— TASK BRIEF —
Whenever a line of the data below holds the string "Shift", copy that line.

[Element data from apps and pages]
━━━━━━━━
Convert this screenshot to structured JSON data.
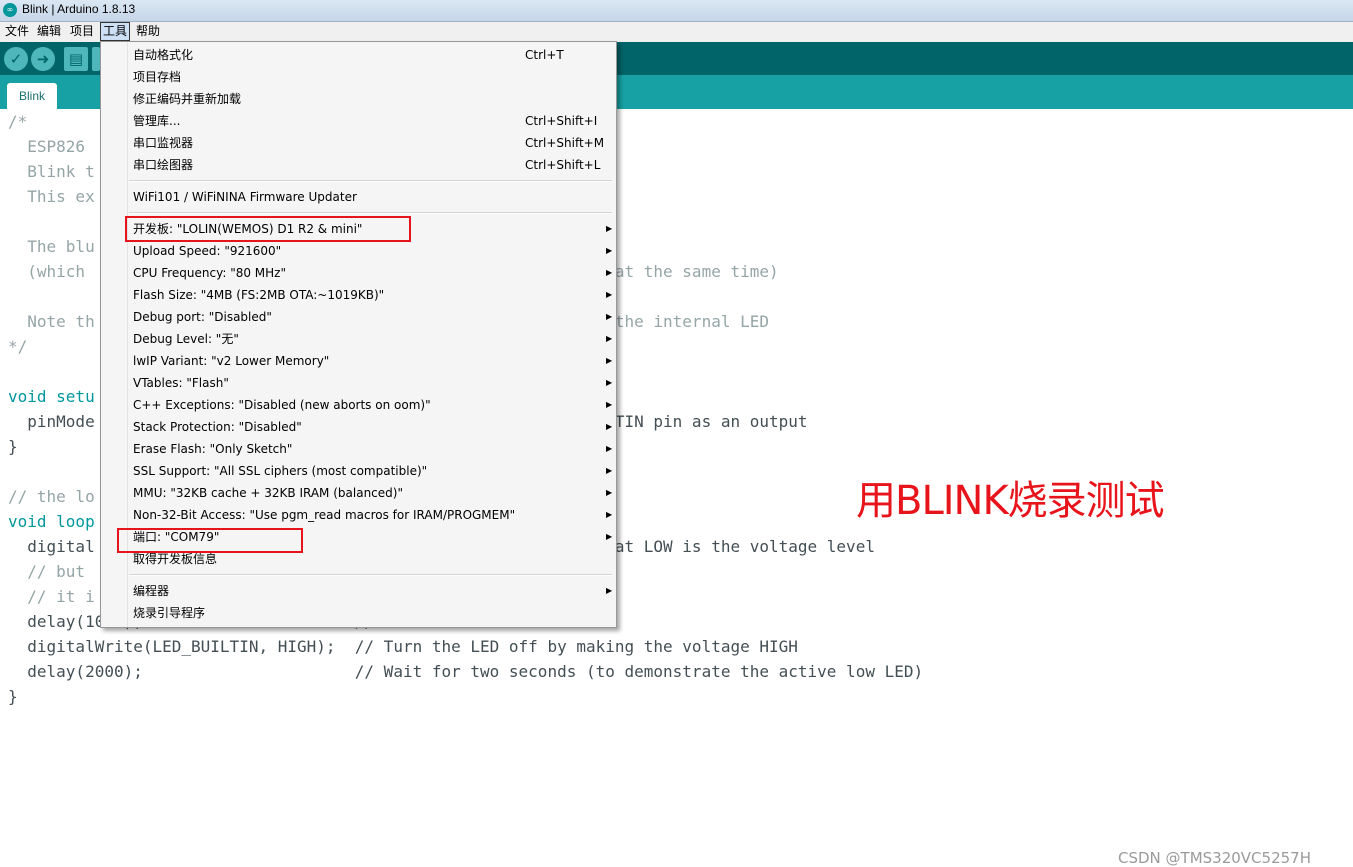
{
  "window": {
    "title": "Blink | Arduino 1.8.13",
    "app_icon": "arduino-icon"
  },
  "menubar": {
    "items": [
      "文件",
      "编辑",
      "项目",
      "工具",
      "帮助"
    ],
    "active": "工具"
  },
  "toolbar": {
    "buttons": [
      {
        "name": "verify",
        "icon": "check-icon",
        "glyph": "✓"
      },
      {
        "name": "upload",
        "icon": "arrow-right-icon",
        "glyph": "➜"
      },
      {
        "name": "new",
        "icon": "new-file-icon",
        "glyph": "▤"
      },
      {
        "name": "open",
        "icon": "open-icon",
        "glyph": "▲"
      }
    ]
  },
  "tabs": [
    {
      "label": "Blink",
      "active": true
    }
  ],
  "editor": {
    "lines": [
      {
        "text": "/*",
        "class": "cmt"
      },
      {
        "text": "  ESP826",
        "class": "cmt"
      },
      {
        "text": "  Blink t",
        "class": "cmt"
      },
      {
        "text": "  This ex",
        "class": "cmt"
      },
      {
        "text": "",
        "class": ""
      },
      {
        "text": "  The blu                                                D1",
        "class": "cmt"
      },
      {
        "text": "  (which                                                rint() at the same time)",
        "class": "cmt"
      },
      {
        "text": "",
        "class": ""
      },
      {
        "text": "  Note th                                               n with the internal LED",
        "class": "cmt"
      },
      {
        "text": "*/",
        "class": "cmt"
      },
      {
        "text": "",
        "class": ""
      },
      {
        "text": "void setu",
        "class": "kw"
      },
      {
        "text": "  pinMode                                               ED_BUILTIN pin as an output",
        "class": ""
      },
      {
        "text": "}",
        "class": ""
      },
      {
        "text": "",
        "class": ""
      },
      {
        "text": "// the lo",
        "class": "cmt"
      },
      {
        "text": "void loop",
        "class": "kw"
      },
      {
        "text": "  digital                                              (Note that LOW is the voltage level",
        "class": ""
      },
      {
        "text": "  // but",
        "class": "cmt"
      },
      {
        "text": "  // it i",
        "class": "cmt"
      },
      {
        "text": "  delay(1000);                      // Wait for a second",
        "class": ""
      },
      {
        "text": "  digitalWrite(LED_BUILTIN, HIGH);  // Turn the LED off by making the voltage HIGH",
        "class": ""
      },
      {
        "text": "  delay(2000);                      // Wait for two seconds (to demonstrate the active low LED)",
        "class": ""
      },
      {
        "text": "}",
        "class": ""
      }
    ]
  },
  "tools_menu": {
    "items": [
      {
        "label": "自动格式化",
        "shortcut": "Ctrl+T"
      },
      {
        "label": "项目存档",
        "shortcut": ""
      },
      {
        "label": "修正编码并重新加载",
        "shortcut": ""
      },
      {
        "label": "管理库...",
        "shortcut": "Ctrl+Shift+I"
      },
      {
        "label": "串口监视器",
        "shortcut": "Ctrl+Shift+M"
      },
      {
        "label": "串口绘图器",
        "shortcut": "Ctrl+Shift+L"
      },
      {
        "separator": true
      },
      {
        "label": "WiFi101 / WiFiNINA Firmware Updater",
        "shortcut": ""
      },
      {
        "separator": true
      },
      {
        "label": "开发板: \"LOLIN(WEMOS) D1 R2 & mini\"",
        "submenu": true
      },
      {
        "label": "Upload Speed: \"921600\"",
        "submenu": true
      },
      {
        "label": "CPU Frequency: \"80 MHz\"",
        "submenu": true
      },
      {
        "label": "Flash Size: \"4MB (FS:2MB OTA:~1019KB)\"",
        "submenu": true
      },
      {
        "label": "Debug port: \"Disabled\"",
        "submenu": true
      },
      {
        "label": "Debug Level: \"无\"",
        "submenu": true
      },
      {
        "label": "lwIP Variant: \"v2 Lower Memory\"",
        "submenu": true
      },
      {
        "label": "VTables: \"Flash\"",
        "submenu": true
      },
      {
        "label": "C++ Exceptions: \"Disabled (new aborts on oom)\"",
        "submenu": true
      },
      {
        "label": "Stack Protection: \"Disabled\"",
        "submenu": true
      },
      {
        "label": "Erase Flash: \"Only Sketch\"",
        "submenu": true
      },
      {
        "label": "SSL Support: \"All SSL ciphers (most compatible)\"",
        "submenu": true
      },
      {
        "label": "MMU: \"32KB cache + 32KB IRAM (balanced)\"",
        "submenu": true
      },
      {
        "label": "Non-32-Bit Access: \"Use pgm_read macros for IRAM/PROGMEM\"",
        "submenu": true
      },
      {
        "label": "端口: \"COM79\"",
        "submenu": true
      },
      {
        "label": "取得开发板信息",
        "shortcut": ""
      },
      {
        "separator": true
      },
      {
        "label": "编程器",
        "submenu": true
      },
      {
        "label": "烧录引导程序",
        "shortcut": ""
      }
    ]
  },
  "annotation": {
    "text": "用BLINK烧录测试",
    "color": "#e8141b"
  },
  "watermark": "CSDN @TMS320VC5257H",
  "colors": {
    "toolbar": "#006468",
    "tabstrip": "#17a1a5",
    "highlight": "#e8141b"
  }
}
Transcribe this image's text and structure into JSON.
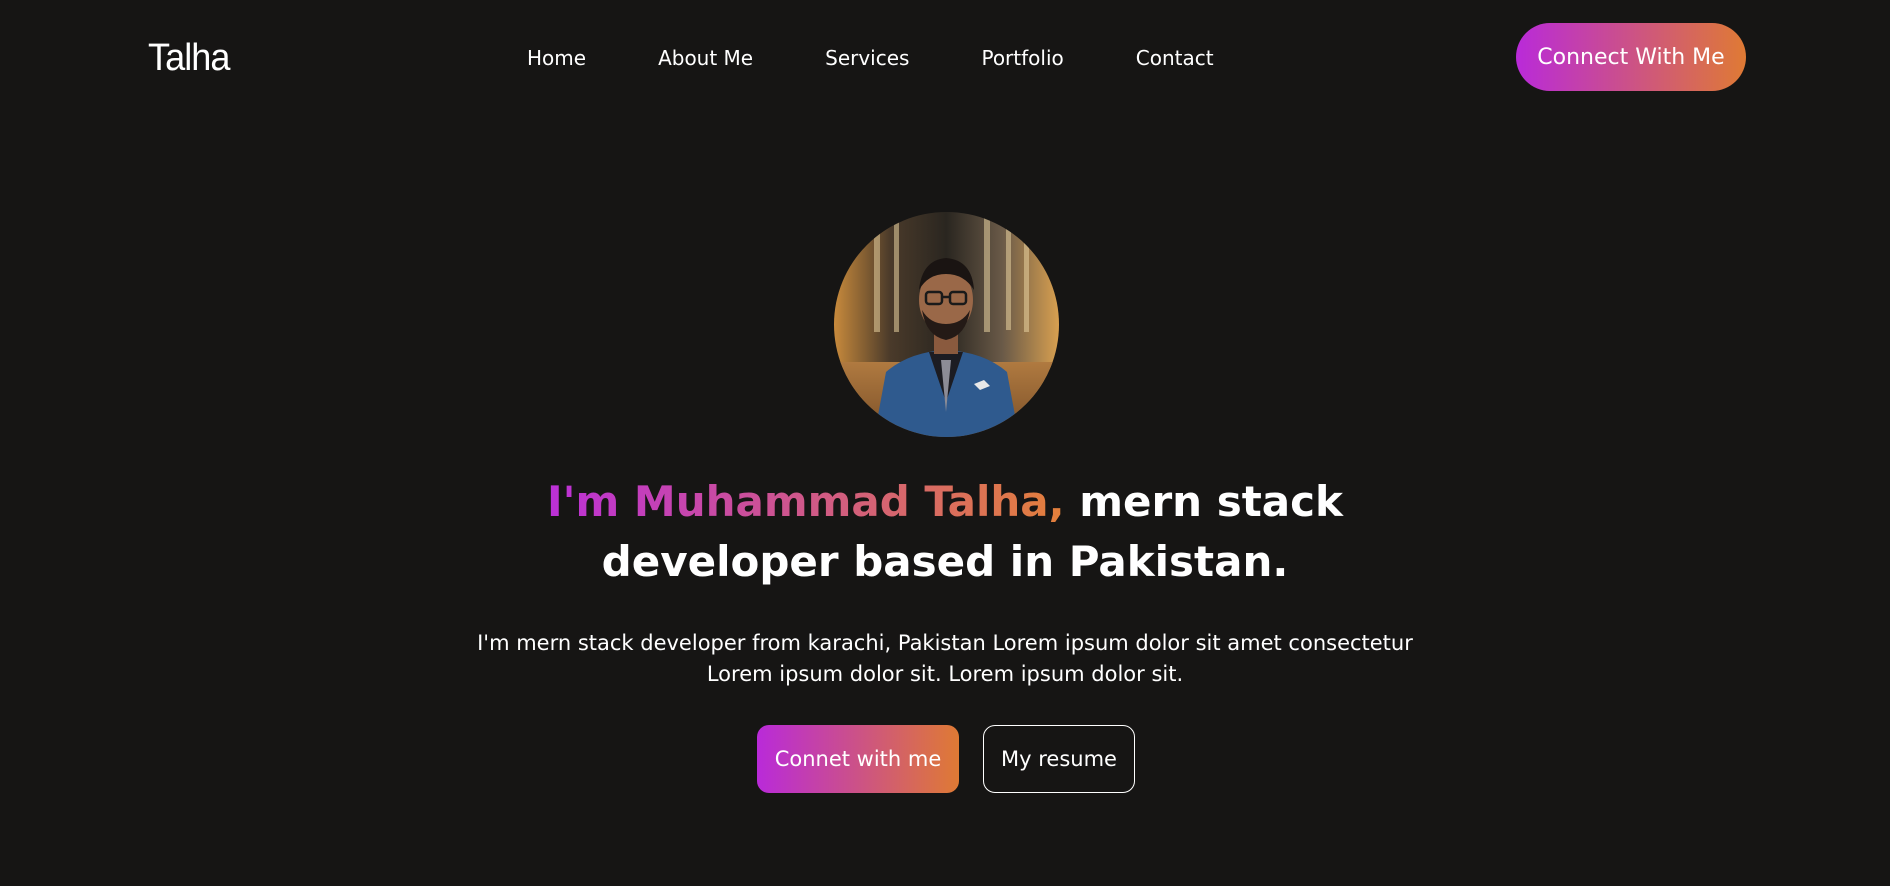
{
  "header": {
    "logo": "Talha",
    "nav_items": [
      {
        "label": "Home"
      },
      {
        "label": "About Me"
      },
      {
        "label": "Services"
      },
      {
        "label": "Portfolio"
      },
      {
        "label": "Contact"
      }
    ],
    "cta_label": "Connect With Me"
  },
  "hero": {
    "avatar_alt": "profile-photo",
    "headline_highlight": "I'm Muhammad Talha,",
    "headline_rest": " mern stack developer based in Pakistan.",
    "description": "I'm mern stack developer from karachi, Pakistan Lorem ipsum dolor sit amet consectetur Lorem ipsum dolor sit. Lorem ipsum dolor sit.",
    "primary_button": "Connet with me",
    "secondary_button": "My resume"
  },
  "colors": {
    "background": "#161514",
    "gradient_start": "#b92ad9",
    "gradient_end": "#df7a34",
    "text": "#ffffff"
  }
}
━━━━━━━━
— ANSWER FOR THIS EXERCISE —
        "shortcut": "Ctrl+Shift+I"
        "shortcut": "Ctrl+Shift+M"
        "shortcut": "Ctrl+Shift+L"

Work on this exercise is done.